Predicting how bad the mosquito season will be is like predicting the weather - it can change week to week.  The key factors in determining high or low levels of mosquito activity are temperature and rainfall.  Although people usually notice mosquitoes during rainy conditions, those mosquitoes are commonly called floodwater or nuisance mosquitoes (Aedes vexans) and typically do not carry disease.  In hot, dry weather, mosquitoes that carry West Nile virus breed in stagnant water, like street catch basins and ditches, and multiply rapidly.  Similarly, the type of mosquito that carries Zika virus also breeds in stagnant water like empty flower pots, tires, and any container that holds water that is not changed weekly.  There are two other types of mosquitoes (Aedes albopictus and Aedes triseriatus) found in Illinois that can also carry disease and breed in water-collecting containers. 

Here are some simple precautions you can take to reduce the number of mosquitoes around your home and protect yourself from being bitten.  Precautions include practicing the three “R’s” – reduce, repel, and report.
  •        REDUCE - make sure doors and windows have tight-fitting screens.  Repair or replace screens that have tears or other openings.  Try to keep doors and windows shut.
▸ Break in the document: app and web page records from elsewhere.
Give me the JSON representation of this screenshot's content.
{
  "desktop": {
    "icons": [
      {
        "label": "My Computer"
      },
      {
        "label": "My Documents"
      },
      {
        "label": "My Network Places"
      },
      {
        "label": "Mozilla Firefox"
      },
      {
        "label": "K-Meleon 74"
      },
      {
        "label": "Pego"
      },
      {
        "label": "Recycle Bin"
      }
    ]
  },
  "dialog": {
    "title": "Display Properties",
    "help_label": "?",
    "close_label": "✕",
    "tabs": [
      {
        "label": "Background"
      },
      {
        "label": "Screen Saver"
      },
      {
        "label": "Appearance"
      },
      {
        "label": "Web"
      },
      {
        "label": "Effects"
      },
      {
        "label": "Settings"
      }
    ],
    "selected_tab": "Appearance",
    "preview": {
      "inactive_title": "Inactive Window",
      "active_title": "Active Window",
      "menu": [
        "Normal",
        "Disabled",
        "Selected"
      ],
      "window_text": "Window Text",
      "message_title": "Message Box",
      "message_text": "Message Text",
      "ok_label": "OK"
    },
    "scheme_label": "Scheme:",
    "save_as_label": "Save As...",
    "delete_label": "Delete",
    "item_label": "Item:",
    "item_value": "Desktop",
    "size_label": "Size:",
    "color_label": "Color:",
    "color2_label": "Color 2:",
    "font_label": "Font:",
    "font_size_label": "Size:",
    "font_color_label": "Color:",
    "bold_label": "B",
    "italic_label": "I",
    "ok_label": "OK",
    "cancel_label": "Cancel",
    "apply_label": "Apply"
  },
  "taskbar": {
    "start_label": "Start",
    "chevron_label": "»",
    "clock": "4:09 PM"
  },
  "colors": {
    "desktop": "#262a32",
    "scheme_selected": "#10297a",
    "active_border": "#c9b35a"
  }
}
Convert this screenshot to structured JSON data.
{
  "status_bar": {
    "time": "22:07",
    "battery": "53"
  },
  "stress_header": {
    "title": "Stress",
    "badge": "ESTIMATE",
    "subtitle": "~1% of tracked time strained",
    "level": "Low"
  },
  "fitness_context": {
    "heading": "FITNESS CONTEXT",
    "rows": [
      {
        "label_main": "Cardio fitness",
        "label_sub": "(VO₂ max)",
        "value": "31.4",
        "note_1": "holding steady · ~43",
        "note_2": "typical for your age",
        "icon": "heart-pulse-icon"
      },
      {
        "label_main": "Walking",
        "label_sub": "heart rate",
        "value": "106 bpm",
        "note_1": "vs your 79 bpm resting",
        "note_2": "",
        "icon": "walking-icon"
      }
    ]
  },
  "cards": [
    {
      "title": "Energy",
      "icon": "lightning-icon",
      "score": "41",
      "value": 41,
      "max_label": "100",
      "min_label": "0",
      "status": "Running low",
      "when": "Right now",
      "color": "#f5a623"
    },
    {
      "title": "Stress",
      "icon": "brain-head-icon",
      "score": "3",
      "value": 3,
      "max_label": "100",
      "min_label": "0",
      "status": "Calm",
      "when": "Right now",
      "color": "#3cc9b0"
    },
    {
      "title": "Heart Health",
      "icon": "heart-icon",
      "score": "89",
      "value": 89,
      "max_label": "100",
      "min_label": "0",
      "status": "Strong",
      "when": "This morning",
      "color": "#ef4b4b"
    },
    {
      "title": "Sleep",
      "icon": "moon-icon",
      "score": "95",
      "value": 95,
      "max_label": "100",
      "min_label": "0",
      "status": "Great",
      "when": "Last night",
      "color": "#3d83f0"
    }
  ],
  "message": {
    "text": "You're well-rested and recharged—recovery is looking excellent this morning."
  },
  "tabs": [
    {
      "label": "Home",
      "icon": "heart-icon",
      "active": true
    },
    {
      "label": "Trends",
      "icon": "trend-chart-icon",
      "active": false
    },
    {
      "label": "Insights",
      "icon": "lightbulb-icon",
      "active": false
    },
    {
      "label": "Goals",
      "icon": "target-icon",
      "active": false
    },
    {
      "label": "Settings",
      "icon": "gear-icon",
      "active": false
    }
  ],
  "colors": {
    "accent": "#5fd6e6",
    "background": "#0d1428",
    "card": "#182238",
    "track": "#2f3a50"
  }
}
Eliminate, or refresh each week all sources of standing water where mosquitoes can breed, including water in bird baths, ponds, flowerpots, wading pools, old tires, and any other containers.
  •        REPEL - when outdoors, wear shoes and socks, long pants and a long-sleeved shirt, and apply insect repellent that contains DEET, picaridin, oil of lemon eucalyptus or IR 3535, according to label instructions.  Consult a physician before using repellents on infants.
  •        REPORT – report locations where you see water sitting stagnant for more than a week such as roadside ditches, flooded yards, and similar locations that may produce mosquitoes.  The local health department or city government may be able to add larvicide to the water, which will kill any mosquito eggs.

Additional information about West Nile virus can be found on the IDPH website.